┌─ Records to use

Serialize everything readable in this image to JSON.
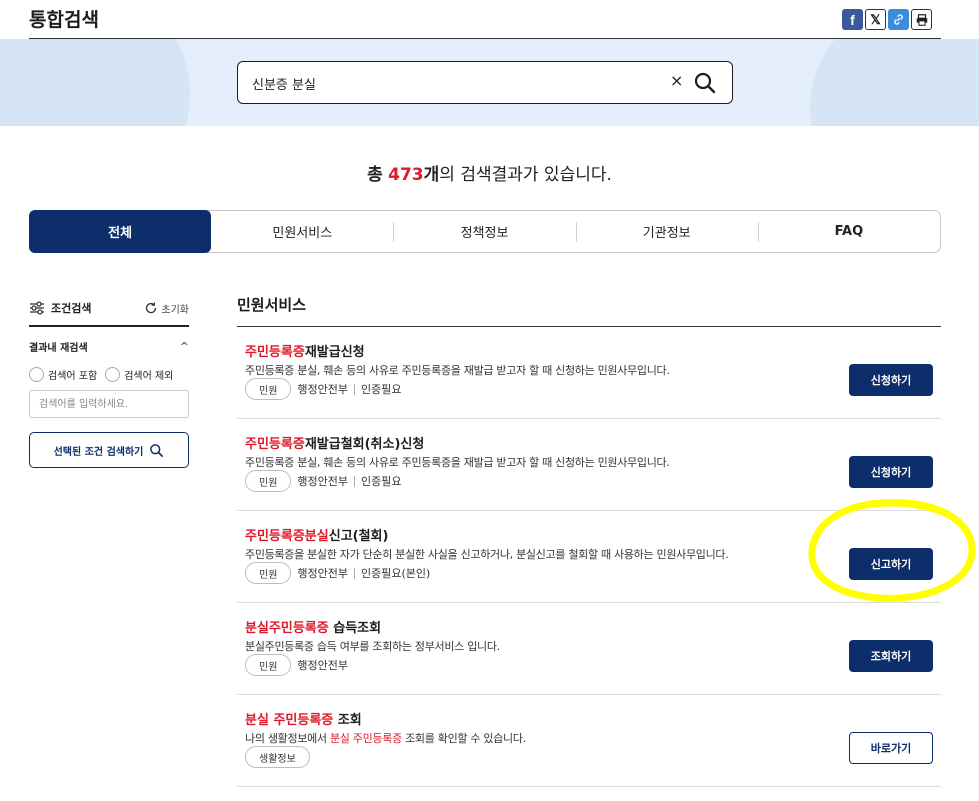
{
  "header": {
    "title": "통합검색"
  },
  "share": {
    "facebook_icon": "facebook-icon",
    "x_icon": "x-icon",
    "link_icon": "link-icon",
    "print_icon": "print-icon"
  },
  "search": {
    "value": "신분증 분실",
    "clear_label": "×"
  },
  "results": {
    "prefix": "총",
    "count": "473",
    "unit": "개",
    "suffix": "의 검색결과가 있습니다."
  },
  "tabs": [
    {
      "label": "전체"
    },
    {
      "label": "민원서비스"
    },
    {
      "label": "정책정보"
    },
    {
      "label": "기관정보"
    },
    {
      "label": "FAQ"
    }
  ],
  "sidebar": {
    "filter_label": "조건검색",
    "reset_label": "초기화",
    "refine_label": "결과내 재검색",
    "include_label": "검색어 포함",
    "exclude_label": "검색어 제외",
    "input_placeholder": "검색어를 입력하세요.",
    "search_button": "선택된 조건 검색하기"
  },
  "main": {
    "section_title": "민원서비스",
    "items": [
      {
        "title_hl": "주민등록증",
        "title_rest": "재발급신청",
        "desc": "주민등록증 분실, 훼손 등의 사유로 주민등록증을 재발급 받고자 할 때 신청하는 민원사무입니다.",
        "chip": "민원",
        "agency": "행정안전부",
        "auth": "인증필요",
        "action": "신청하기"
      },
      {
        "title_hl": "주민등록증",
        "title_rest": "재발급철회(취소)신청",
        "desc": "주민등록증 분실, 훼손 등의 사유로 주민등록증을 재발급 받고자 할 때 신청하는 민원사무입니다.",
        "chip": "민원",
        "agency": "행정안전부",
        "auth": "인증필요",
        "action": "신청하기"
      },
      {
        "title_hl": "주민등록증분실",
        "title_rest": "신고(철회)",
        "desc": "주민등록증을 분실한 자가 단순히 분실한 사실을 신고하거나, 분실신고를 철회할 때 사용하는 민원사무입니다.",
        "chip": "민원",
        "agency": "행정안전부",
        "auth": "인증필요(본인)",
        "action": "신고하기"
      },
      {
        "title_hl": "분실주민등록증",
        "title_rest": " 습득조회",
        "desc": "분실주민등록증 습득 여부를 조회하는 정부서비스 입니다.",
        "chip": "민원",
        "agency": "행정안전부",
        "action": "조회하기"
      },
      {
        "title_hl": "분실 주민등록증",
        "title_rest": " 조회",
        "desc_pre": "나의 생활정보에서 ",
        "desc_hl": "분실 주민등록증",
        "desc_post": " 조회를 확인할 수 있습니다.",
        "chip": "생활정보",
        "action": "바로가기"
      }
    ]
  },
  "colors": {
    "navy": "#0c2e6b",
    "highlight_red": "#e0192a",
    "hero_bg": "#e3eefa",
    "annotation_yellow": "#ffff00"
  }
}
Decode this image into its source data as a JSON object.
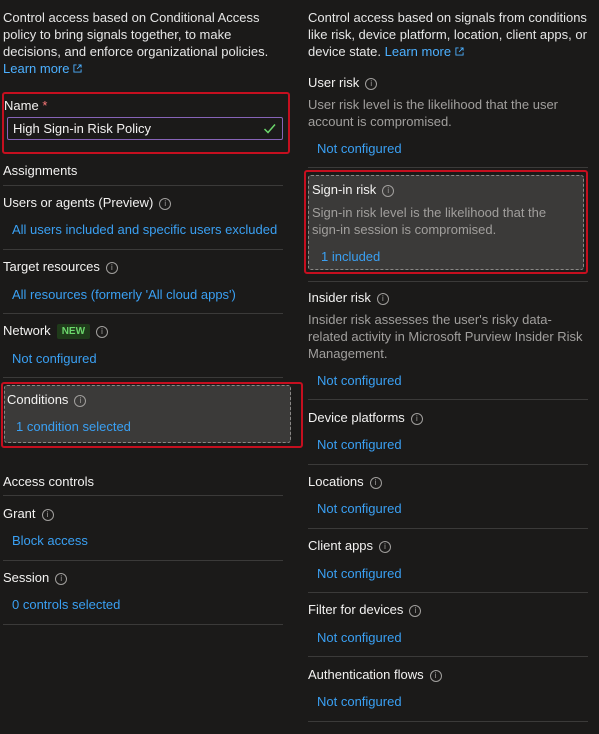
{
  "left": {
    "intro": {
      "line1": "Control access based on Conditional Access",
      "line2": "policy to bring signals together, to make",
      "line3": "decisions, and enforce organizational policies.",
      "learn_more": "Learn more"
    },
    "name": {
      "label": "Name",
      "required_mark": "*",
      "value": "High Sign-in Risk Policy"
    },
    "assignments_header": "Assignments",
    "users": {
      "label": "Users or agents (Preview)",
      "value": "All users included and specific users excluded"
    },
    "target": {
      "label": "Target resources",
      "value": "All resources (formerly 'All cloud apps')"
    },
    "network": {
      "label": "Network",
      "badge": "NEW",
      "value": "Not configured"
    },
    "conditions": {
      "label": "Conditions",
      "value": "1 condition selected"
    },
    "access_controls_header": "Access controls",
    "grant": {
      "label": "Grant",
      "value": "Block access"
    },
    "session": {
      "label": "Session",
      "value": "0 controls selected"
    }
  },
  "right": {
    "intro": {
      "line1": "Control access based on signals from conditions",
      "line2": "like risk, device platform, location, client apps, or",
      "line3_prefix": "device state.",
      "learn_more": "Learn more"
    },
    "user_risk": {
      "label": "User risk",
      "desc1": "User risk level is the likelihood that the user",
      "desc2": "account is compromised.",
      "value": "Not configured"
    },
    "signin_risk": {
      "label": "Sign-in risk",
      "desc1": "Sign-in risk level is the likelihood that the",
      "desc2": "sign-in session is compromised.",
      "value": "1 included"
    },
    "insider_risk": {
      "label": "Insider risk",
      "desc1": "Insider risk assesses the user's risky data-",
      "desc2": "related activity in Microsoft Purview Insider Risk",
      "desc3": "Management.",
      "value": "Not configured"
    },
    "device_platforms": {
      "label": "Device platforms",
      "value": "Not configured"
    },
    "locations": {
      "label": "Locations",
      "value": "Not configured"
    },
    "client_apps": {
      "label": "Client apps",
      "value": "Not configured"
    },
    "filter_devices": {
      "label": "Filter for devices",
      "value": "Not configured"
    },
    "auth_flows": {
      "label": "Authentication flows",
      "value": "Not configured"
    }
  },
  "colors": {
    "accent": "#3aa0f3",
    "highlight_border": "#c50f1f",
    "input_border": "#8764b8",
    "success": "#6bd66b"
  },
  "icons": [
    "info-icon",
    "external-link-icon",
    "checkmark-icon"
  ]
}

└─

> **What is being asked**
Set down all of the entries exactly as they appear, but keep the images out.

> **Task solution**
Serialize everything readable in this image to JSON.
{
  "header": {
    "title": "통합검색"
  },
  "share": {
    "facebook_icon": "facebook-icon",
    "x_icon": "x-icon",
    "link_icon": "link-icon",
    "print_icon": "print-icon"
  },
  "search": {
    "value": "신분증 분실",
    "clear_label": "×"
  },
  "results": {
    "prefix": "총",
    "count": "473",
    "unit": "개",
    "suffix": "의 검색결과가 있습니다."
  },
  "tabs": [
    {
      "label": "전체"
    },
    {
      "label": "민원서비스"
    },
    {
      "label": "정책정보"
    },
    {
      "label": "기관정보"
    },
    {
      "label": "FAQ"
    }
  ],
  "sidebar": {
    "filter_label": "조건검색",
    "reset_label": "초기화",
    "refine_label": "결과내 재검색",
    "include_label": "검색어 포함",
    "exclude_label": "검색어 제외",
    "input_placeholder": "검색어를 입력하세요.",
    "search_button": "선택된 조건 검색하기"
  },
  "main": {
    "section_title": "민원서비스",
    "items": [
      {
        "title_hl": "주민등록증",
        "title_rest": "재발급신청",
        "desc": "주민등록증 분실, 훼손 등의 사유로 주민등록증을 재발급 받고자 할 때 신청하는 민원사무입니다.",
        "chip": "민원",
        "agency": "행정안전부",
        "auth": "인증필요",
        "action": "신청하기"
      },
      {
        "title_hl": "주민등록증",
        "title_rest": "재발급철회(취소)신청",
        "desc": "주민등록증 분실, 훼손 등의 사유로 주민등록증을 재발급 받고자 할 때 신청하는 민원사무입니다.",
        "chip": "민원",
        "agency": "행정안전부",
        "auth": "인증필요",
        "action": "신청하기"
      },
      {
        "title_hl": "주민등록증분실",
        "title_rest": "신고(철회)",
        "desc": "주민등록증을 분실한 자가 단순히 분실한 사실을 신고하거나, 분실신고를 철회할 때 사용하는 민원사무입니다.",
        "chip": "민원",
        "agency": "행정안전부",
        "auth": "인증필요(본인)",
        "action": "신고하기"
      },
      {
        "title_hl": "분실주민등록증",
        "title_rest": " 습득조회",
        "desc": "분실주민등록증 습득 여부를 조회하는 정부서비스 입니다.",
        "chip": "민원",
        "agency": "행정안전부",
        "action": "조회하기"
      },
      {
        "title_hl": "분실 주민등록증",
        "title_rest": " 조회",
        "desc_pre": "나의 생활정보에서 ",
        "desc_hl": "분실 주민등록증",
        "desc_post": " 조회를 확인할 수 있습니다.",
        "chip": "생활정보",
        "action": "바로가기"
      }
    ]
  },
  "colors": {
    "navy": "#0c2e6b",
    "highlight_red": "#e0192a",
    "hero_bg": "#e3eefa",
    "annotation_yellow": "#ffff00"
  }
}
Decode this image into its source data as a JSON object.
{
  "left": {
    "intro": {
      "line1": "Control access based on Conditional Access",
      "line2": "policy to bring signals together, to make",
      "line3": "decisions, and enforce organizational policies.",
      "learn_more": "Learn more"
    },
    "name": {
      "label": "Name",
      "required_mark": "*",
      "value": "High Sign-in Risk Policy"
    },
    "assignments_header": "Assignments",
    "users": {
      "label": "Users or agents (Preview)",
      "value": "All users included and specific users excluded"
    },
    "target": {
      "label": "Target resources",
      "value": "All resources (formerly 'All cloud apps')"
    },
    "network": {
      "label": "Network",
      "badge": "NEW",
      "value": "Not configured"
    },
    "conditions": {
      "label": "Conditions",
      "value": "1 condition selected"
    },
    "access_controls_header": "Access controls",
    "grant": {
      "label": "Grant",
      "value": "Block access"
    },
    "session": {
      "label": "Session",
      "value": "0 controls selected"
    }
  },
  "right": {
    "intro": {
      "line1": "Control access based on signals from conditions",
      "line2": "like risk, device platform, location, client apps, or",
      "line3_prefix": "device state.",
      "learn_more": "Learn more"
    },
    "user_risk": {
      "label": "User risk",
      "desc1": "User risk level is the likelihood that the user",
      "desc2": "account is compromised.",
      "value": "Not configured"
    },
    "signin_risk": {
      "label": "Sign-in risk",
      "desc1": "Sign-in risk level is the likelihood that the",
      "desc2": "sign-in session is compromised.",
      "value": "1 included"
    },
    "insider_risk": {
      "label": "Insider risk",
      "desc1": "Insider risk assesses the user's risky data-",
      "desc2": "related activity in Microsoft Purview Insider Risk",
      "desc3": "Management.",
      "value": "Not configured"
    },
    "device_platforms": {
      "label": "Device platforms",
      "value": "Not configured"
    },
    "locations": {
      "label": "Locations",
      "value": "Not configured"
    },
    "client_apps": {
      "label": "Client apps",
      "value": "Not configured"
    },
    "filter_devices": {
      "label": "Filter for devices",
      "value": "Not configured"
    },
    "auth_flows": {
      "label": "Authentication flows",
      "value": "Not configured"
    }
  },
  "colors": {
    "accent": "#3aa0f3",
    "highlight_border": "#c50f1f",
    "input_border": "#8764b8",
    "success": "#6bd66b"
  },
  "icons": [
    "info-icon",
    "external-link-icon",
    "checkmark-icon"
  ]
}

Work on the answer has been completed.